What you return must be every line below that includes the word "notifications".
++++
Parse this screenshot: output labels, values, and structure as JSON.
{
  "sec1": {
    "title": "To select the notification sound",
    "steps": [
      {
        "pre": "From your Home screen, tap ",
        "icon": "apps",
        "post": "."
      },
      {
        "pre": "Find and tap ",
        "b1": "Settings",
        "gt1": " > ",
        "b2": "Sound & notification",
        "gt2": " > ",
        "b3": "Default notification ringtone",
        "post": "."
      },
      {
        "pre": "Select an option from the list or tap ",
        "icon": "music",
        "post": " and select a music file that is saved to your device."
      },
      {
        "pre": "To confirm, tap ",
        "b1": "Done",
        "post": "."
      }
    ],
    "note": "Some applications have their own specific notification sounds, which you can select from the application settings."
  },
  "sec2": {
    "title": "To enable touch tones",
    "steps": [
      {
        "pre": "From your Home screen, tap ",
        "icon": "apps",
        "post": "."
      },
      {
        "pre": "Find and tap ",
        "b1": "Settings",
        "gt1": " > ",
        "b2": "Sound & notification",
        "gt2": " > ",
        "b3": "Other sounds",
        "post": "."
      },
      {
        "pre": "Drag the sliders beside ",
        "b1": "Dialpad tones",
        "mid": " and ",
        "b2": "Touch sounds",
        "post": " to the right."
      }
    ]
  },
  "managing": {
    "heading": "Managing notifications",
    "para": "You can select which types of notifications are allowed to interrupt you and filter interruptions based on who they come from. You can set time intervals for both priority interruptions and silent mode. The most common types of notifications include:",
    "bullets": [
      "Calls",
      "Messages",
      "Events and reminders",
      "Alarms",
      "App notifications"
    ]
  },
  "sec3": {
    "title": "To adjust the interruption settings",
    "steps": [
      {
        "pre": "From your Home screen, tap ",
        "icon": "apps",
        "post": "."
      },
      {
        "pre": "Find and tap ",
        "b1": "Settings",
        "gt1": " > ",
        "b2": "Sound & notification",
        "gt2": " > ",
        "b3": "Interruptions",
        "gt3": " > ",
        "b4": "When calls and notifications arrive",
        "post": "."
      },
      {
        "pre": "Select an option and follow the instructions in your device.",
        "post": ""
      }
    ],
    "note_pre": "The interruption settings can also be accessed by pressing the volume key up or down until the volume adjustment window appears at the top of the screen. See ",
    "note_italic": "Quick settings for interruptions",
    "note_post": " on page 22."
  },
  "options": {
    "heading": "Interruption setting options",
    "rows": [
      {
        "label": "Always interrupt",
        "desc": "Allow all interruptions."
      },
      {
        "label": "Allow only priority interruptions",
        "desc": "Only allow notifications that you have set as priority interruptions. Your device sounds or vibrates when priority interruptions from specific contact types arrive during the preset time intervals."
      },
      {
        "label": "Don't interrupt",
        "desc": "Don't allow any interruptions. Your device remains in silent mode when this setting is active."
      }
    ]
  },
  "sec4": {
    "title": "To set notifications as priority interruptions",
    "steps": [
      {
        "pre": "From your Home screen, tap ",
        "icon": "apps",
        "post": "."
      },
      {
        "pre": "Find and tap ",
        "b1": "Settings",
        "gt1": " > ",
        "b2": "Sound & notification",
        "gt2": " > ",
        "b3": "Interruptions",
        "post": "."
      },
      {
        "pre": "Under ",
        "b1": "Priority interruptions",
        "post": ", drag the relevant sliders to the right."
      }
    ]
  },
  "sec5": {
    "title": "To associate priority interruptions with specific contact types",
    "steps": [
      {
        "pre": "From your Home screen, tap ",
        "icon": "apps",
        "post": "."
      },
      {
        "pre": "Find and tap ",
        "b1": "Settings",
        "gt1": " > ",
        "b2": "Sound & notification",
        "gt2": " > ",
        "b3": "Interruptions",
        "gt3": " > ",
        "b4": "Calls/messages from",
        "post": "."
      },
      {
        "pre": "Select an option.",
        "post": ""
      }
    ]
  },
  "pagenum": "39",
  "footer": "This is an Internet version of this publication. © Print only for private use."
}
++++
→ Answer box:
    "heading": "Managing notifications",
    "para": "You can select which types of notifications are allowed to interrupt you and filter interruptions based on who they come from. You can set time intervals for both priority interruptions and silent mode. The most common types of notifications include:",
      "App notifications"
        "b4": "When calls and notifications arrive",
        "desc": "Only allow notifications that you have set as priority interruptions. Your device sounds or vibrates when priority interruptions from specific contact types arrive during the preset time intervals."
    "title": "To set notifications as priority interruptions",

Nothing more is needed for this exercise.